Definition: This brand has sourced animal materials that are either traceable to farm level, third-party certified by an animal welfare standard or recycled in origin.
What qualifies for this guarantee?
- Any brand working with more responsibly sourced animal fibres. This means that the materials have been certified by a third party to meet animal welfare standards or the materials are fully traceable to a farm level to ensure animal welfare standards.
What supporting evidence do I need?
- Supplier and sourcing information
And either of the below:
- Leather Working Group Certification, Responsible Wool Standard or equivalent third party certification
- Details on the farm where the animal fibres are produced and written evidence of the farm’s operations and welfare standards they have in place
- If you use recycled animal materials please also select the 'Re/ Upcycled Materials' guarantee and submit the same evidence for both guarantees.
Why is this important?
Animal fibres are a highly controversial area of sustainable fashion and are highly dependent on the individual’s own morals and ethical standing. While there are many great vegan alternatives on the market, price and accessibility to these materials can make producing with these materials difficult.
With animal fibres becoming an increasing contentious area it is important to ensure any animal fibres used in your collection are certified
Leather is a very controversial material because of the reasons stated above and is increasingly coming under fire due to the increasing popularity of veganism and animal cruelty advocacy. Deciding whether or not to purchase leather is a personal ethical decision, and it is critical that if buying leather goods they should be made in an ethical and sustainable way, ensuring impeccable quality and that the item is made to last rather than seen as disposable.
What adds further complexity to the conundrum is that leather is a natural, biodegradable material whereas cheaper vegan alternatives such as PU are derived from fossil fuels and are of inferior quality thus having diminished longevity. Vegan alternatives are preferable from an animal welfare perspective but taking into consideration sustainability and durability means there’s no clear winner from an environmental perspective. As more bio-based alternatives are becoming commercially viable we are hopeful that we can transition to these alternatives.

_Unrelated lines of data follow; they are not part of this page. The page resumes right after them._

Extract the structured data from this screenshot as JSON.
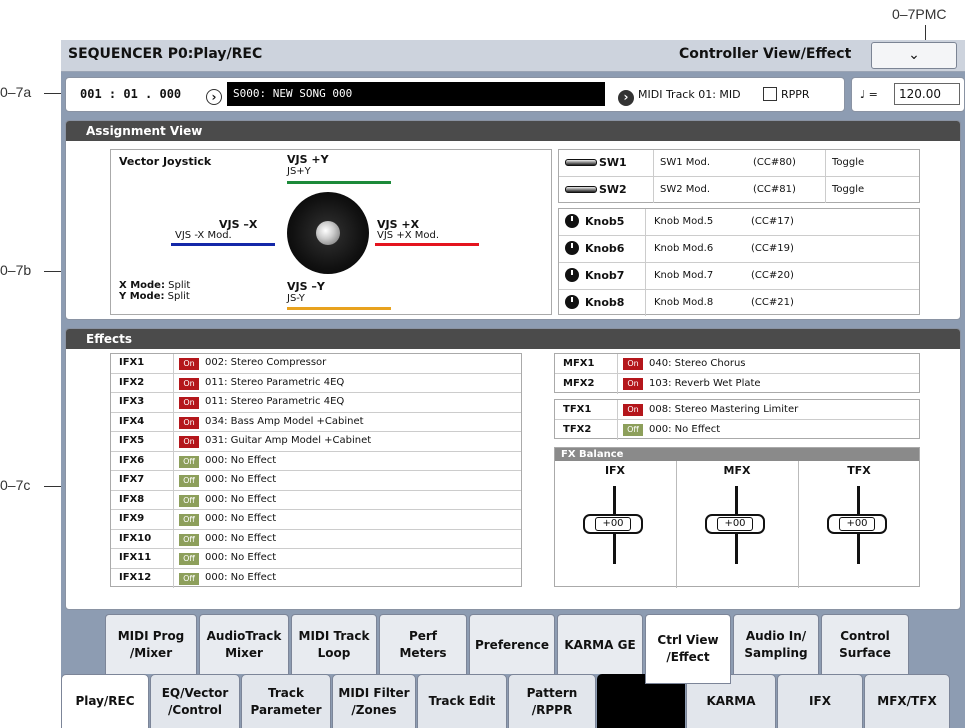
{
  "callouts": {
    "a": "0–7a",
    "b": "0–7b",
    "c": "0–7c",
    "pmc": "0–7PMC"
  },
  "header": {
    "title": "SEQUENCER P0:Play/REC",
    "page": "Controller View/Effect",
    "menu_icon": "chevron-down-icon"
  },
  "location": {
    "position": "001 : 01 . 000",
    "song": "S000: NEW SONG 000",
    "track": "MIDI Track 01: MID",
    "rppr_label": "RPPR",
    "rppr_checked": false
  },
  "tempo": {
    "note": "♩ =",
    "value": "120.00"
  },
  "assignment": {
    "title": "Assignment View",
    "vector_title": "Vector Joystick",
    "vjs_py": "VJS +Y",
    "vjs_py_assign": "JS+Y",
    "vjs_mx": "VJS –X",
    "vjs_mx_assign": "VJS -X Mod.",
    "vjs_px": "VJS +X",
    "vjs_px_assign": "VJS +X Mod.",
    "vjs_my": "VJS –Y",
    "vjs_my_assign": "JS-Y",
    "x_mode_label": "X Mode:",
    "x_mode": "Split",
    "y_mode_label": "Y Mode:",
    "y_mode": "Split",
    "colors": {
      "py": "#1d8a3a",
      "mx": "#1428a8",
      "px": "#e4141e",
      "my": "#e8a21e"
    },
    "switches": [
      {
        "name": "SW1",
        "func": "SW1 Mod.",
        "cc": "(CC#80)",
        "mode": "Toggle"
      },
      {
        "name": "SW2",
        "func": "SW2 Mod.",
        "cc": "(CC#81)",
        "mode": "Toggle"
      }
    ],
    "knobs": [
      {
        "name": "Knob5",
        "func": "Knob Mod.5",
        "cc": "(CC#17)"
      },
      {
        "name": "Knob6",
        "func": "Knob Mod.6",
        "cc": "(CC#19)"
      },
      {
        "name": "Knob7",
        "func": "Knob Mod.7",
        "cc": "(CC#20)"
      },
      {
        "name": "Knob8",
        "func": "Knob Mod.8",
        "cc": "(CC#21)"
      }
    ]
  },
  "effects": {
    "title": "Effects",
    "ifx": [
      {
        "label": "IFX1",
        "state": "On",
        "name": "002: Stereo Compressor"
      },
      {
        "label": "IFX2",
        "state": "On",
        "name": "011: Stereo Parametric 4EQ"
      },
      {
        "label": "IFX3",
        "state": "On",
        "name": "011: Stereo Parametric 4EQ"
      },
      {
        "label": "IFX4",
        "state": "On",
        "name": "034: Bass Amp Model +Cabinet"
      },
      {
        "label": "IFX5",
        "state": "On",
        "name": "031: Guitar Amp Model +Cabinet"
      },
      {
        "label": "IFX6",
        "state": "Off",
        "name": "000: No Effect"
      },
      {
        "label": "IFX7",
        "state": "Off",
        "name": "000: No Effect"
      },
      {
        "label": "IFX8",
        "state": "Off",
        "name": "000: No Effect"
      },
      {
        "label": "IFX9",
        "state": "Off",
        "name": "000: No Effect"
      },
      {
        "label": "IFX10",
        "state": "Off",
        "name": "000: No Effect"
      },
      {
        "label": "IFX11",
        "state": "Off",
        "name": "000: No Effect"
      },
      {
        "label": "IFX12",
        "state": "Off",
        "name": "000: No Effect"
      }
    ],
    "mfx": [
      {
        "label": "MFX1",
        "state": "On",
        "name": "040: Stereo Chorus"
      },
      {
        "label": "MFX2",
        "state": "On",
        "name": "103: Reverb Wet Plate"
      }
    ],
    "tfx": [
      {
        "label": "TFX1",
        "state": "On",
        "name": "008: Stereo Mastering Limiter"
      },
      {
        "label": "TFX2",
        "state": "Off",
        "name": "000: No Effect"
      }
    ],
    "balance": {
      "title": "FX Balance",
      "faders": [
        {
          "label": "IFX",
          "value": "+00"
        },
        {
          "label": "MFX",
          "value": "+00"
        },
        {
          "label": "TFX",
          "value": "+00"
        }
      ]
    }
  },
  "page_tabs": [
    {
      "label": "MIDI Prog\n/Mixer"
    },
    {
      "label": "AudioTrack\nMixer"
    },
    {
      "label": "MIDI Track\nLoop"
    },
    {
      "label": "Perf\nMeters"
    },
    {
      "label": "Preference"
    },
    {
      "label": "KARMA GE"
    },
    {
      "label": "Ctrl View\n/Effect",
      "selected": true
    },
    {
      "label": "Audio In/\nSampling"
    },
    {
      "label": "Control\nSurface"
    }
  ],
  "bottom_tabs": [
    {
      "label": "Play/REC",
      "selected": true
    },
    {
      "label": "EQ/Vector\n/Control"
    },
    {
      "label": "Track\nParameter"
    },
    {
      "label": "MIDI Filter\n/Zones"
    },
    {
      "label": "Track Edit"
    },
    {
      "label": "Pattern\n/RPPR"
    },
    {
      "label": ""
    },
    {
      "label": "KARMA"
    },
    {
      "label": "IFX"
    },
    {
      "label": "MFX/TFX"
    }
  ]
}
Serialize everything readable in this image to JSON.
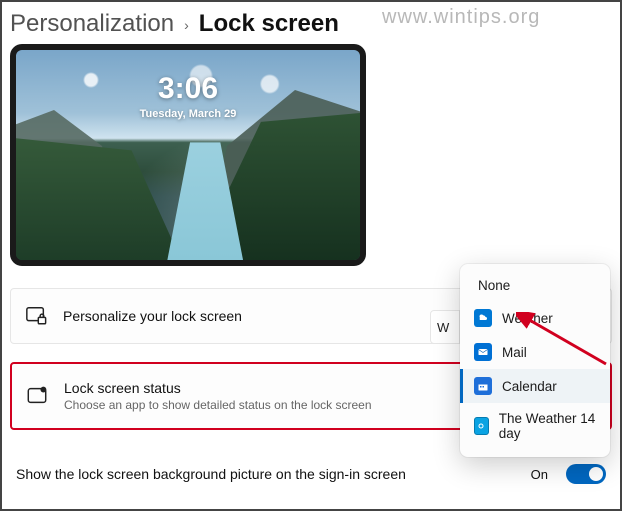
{
  "watermark": "www.wintips.org",
  "breadcrumb": {
    "parent": "Personalization",
    "separator": "›",
    "current": "Lock screen"
  },
  "preview": {
    "time": "3:06",
    "date": "Tuesday, March 29"
  },
  "settings": {
    "personalize": {
      "title": "Personalize your lock screen"
    },
    "status": {
      "title": "Lock screen status",
      "subtitle": "Choose an app to show detailed status on the lock screen"
    },
    "signin_bg": {
      "label": "Show the lock screen background picture on the sign-in screen",
      "state": "On",
      "value": true
    }
  },
  "status_dropdown": {
    "visible_partial_button_text": "W",
    "options": [
      {
        "key": "none",
        "label": "None",
        "icon": null
      },
      {
        "key": "weather",
        "label": "Weather",
        "icon": "weather-icon"
      },
      {
        "key": "mail",
        "label": "Mail",
        "icon": "mail-icon"
      },
      {
        "key": "calendar",
        "label": "Calendar",
        "icon": "calendar-icon",
        "selected": true
      },
      {
        "key": "weather14",
        "label": "The Weather 14 day",
        "icon": "weather14-icon"
      }
    ]
  },
  "colors": {
    "accent": "#0067c0",
    "highlight_border": "#d1001f"
  }
}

If using leather, we recommend working to achieve this in tandem with Non-Toxic Dyes by using vegetable-tanned leather over chromium (see the Non-Toxic Dyes guide for further information)